Writer, dramaturg, former reviewer and Artistic Director, candlestick-maker – Stewart Pringle has worn many hats (and one of those might be a fib). His reviews for The Stage were always ones to treasure but his Papatango-winning play Trestle was a proper minor-key delight
Where were you 10 years ago?
Finishing my MPhil dissertation, so lost in a quagmire of batty mid-20th century occultists. I’d forsaken the theatre to try to become an academic, which lasted for all of about 18 months before it pulled me back in. I tried to escape again in 2012 and that time I lasted for about 4 weeks. I won’t be trying it a third time.
Best show you’ve seen in the last 10 years?
Men in the Cities by Chris Goode.
What has been your professional highlight of the last 10 years?
I think either opening Trestle and people actually laughing at it, or sitting next to my Mum in Nassim at the Traverse and her being almost inconsolably emotional and thinking ‘it wos theatre wot did that.’
Top flavour of interval ice-cream?
Large glass of house red. Oh hang on, ice-cream?? No.
What show do you wish theatres would give a rest for a few years?
Oh I dunno, we have such a great choice of theatres to go to in the UK that there’s no one play I get fed up with people programming because I just won’t go to see it. I’m not particularly interested in flashy young actors so I’ll probably say Hamlet just because I’m not that bothered about seeing so-and-so give ‘their Hamlet’ and will only go if I hear the production as a whole is wicked.
Name someone who you think is a really underappreciated talent (in the world of theatre)?
David Byrne of the New Di, though I know he’s universally adored, could never be OVERappreciated. He turns blue-sky thinking into robust, workable models for the future and makes everyone else look a decade behind him.

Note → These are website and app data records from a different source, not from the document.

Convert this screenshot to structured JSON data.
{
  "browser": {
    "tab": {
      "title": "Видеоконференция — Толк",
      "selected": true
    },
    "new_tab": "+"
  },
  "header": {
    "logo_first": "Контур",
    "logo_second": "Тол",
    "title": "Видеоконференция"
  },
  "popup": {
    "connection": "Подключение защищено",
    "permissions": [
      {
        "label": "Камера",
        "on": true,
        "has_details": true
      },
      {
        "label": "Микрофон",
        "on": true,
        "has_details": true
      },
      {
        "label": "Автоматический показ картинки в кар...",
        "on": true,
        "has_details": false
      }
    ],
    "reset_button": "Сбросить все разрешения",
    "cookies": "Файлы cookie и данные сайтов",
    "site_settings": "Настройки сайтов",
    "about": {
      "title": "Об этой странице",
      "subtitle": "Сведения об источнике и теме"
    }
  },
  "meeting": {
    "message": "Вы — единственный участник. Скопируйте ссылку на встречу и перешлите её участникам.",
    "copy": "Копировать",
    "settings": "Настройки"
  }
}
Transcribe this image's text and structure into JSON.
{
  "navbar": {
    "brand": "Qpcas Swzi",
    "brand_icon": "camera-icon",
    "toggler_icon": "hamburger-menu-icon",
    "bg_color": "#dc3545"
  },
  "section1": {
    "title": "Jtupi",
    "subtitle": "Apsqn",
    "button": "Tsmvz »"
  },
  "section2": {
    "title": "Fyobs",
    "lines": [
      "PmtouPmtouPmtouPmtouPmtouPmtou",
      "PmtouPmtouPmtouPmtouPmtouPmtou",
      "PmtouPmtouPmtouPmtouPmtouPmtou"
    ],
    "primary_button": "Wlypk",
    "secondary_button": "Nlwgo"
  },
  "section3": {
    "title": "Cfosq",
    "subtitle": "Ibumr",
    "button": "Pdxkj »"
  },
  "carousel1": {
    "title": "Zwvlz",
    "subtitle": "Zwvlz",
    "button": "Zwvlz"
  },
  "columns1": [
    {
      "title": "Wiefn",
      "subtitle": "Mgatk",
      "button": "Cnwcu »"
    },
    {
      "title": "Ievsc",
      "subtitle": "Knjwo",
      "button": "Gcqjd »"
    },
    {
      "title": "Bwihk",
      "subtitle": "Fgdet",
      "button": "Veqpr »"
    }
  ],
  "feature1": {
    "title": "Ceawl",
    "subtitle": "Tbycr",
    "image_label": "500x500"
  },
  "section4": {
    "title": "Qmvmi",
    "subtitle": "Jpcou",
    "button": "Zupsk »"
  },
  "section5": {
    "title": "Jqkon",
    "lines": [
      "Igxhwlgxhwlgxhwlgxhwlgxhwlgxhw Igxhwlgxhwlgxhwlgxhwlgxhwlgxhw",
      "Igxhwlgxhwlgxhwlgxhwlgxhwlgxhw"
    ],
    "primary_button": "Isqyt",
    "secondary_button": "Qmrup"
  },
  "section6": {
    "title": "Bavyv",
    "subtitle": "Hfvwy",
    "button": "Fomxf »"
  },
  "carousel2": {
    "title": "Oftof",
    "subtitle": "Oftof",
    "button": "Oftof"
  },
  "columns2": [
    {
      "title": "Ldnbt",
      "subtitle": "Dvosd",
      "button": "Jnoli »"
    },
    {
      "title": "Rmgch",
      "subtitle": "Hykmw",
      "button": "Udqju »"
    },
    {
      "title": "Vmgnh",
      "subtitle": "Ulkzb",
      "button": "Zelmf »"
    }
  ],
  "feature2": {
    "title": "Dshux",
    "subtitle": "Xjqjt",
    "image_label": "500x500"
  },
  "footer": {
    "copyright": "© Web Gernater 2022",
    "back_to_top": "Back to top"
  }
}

Elphaba or Glinda?
What is one thing that you think would help theatre survive and/or thrive the next ten years?
Education, education, education. Get the kids into theatres, get theatre into schools, teach them that it’s theirs, teach them that it’s important, teach them that you don’t have to be an actor or a director or a writer to be part of it. Teach them it can say anything, and that making good art and making it available for everyone is a civil responsibility and a civic joy.

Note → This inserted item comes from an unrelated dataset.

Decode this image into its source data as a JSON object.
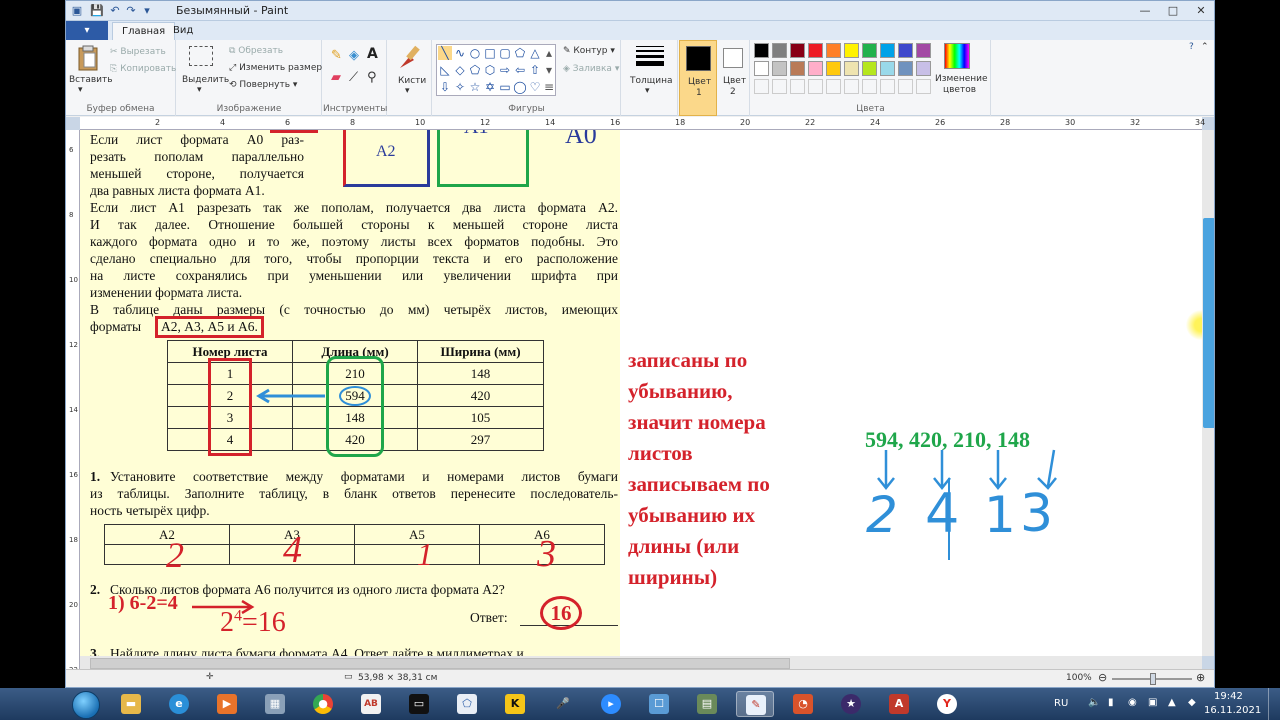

Which is your favourite theatre?
Sounds very biased but it’s the National really, though it wasn’t before I started working here. It always made me feel like I was getting a ride in a friend’s parents’ expensive car – too plush and palpably expensive. But actually I think of it now as a bit of an iceberg theatre. The stuff which is public facing on the Southbank is only a tiny part of what it does, and so much of the best and most generous stuff is happening in school halls and classrooms and in the massive paint frames in the Studio. It’s far, far from perfect, of course, like all hulking public institutions, but it’s getting better and I feel as fiercely protective of its ambitions as I do of the NHS. And it’s also in my favourite building in the city. If I was inventing the world from scratch I’d still want something like the National in it, where nice people toil on gentle things in a vast brutalist monument. With plush carpets.
Can you say anything about what’s to come for you, (in the next ten years or otherwise)?
Never plan! I’d like to keep writing slowly and getting things I’ve written staged occasionally, and to work at the NT for years and years until I’ve learned an awful lot more. And then maybe I’d like to run my own place again. I’d like to move back up North. I’d like to live by the sea. Lauren and I decided this New Year’s that we’d quite like to live in Tynemouth someday, but then we saw Zoe Cooper’s brilliant Out of Water and it made it quite clear that Tynemouth’s for posh wankers so that’s scuppered that…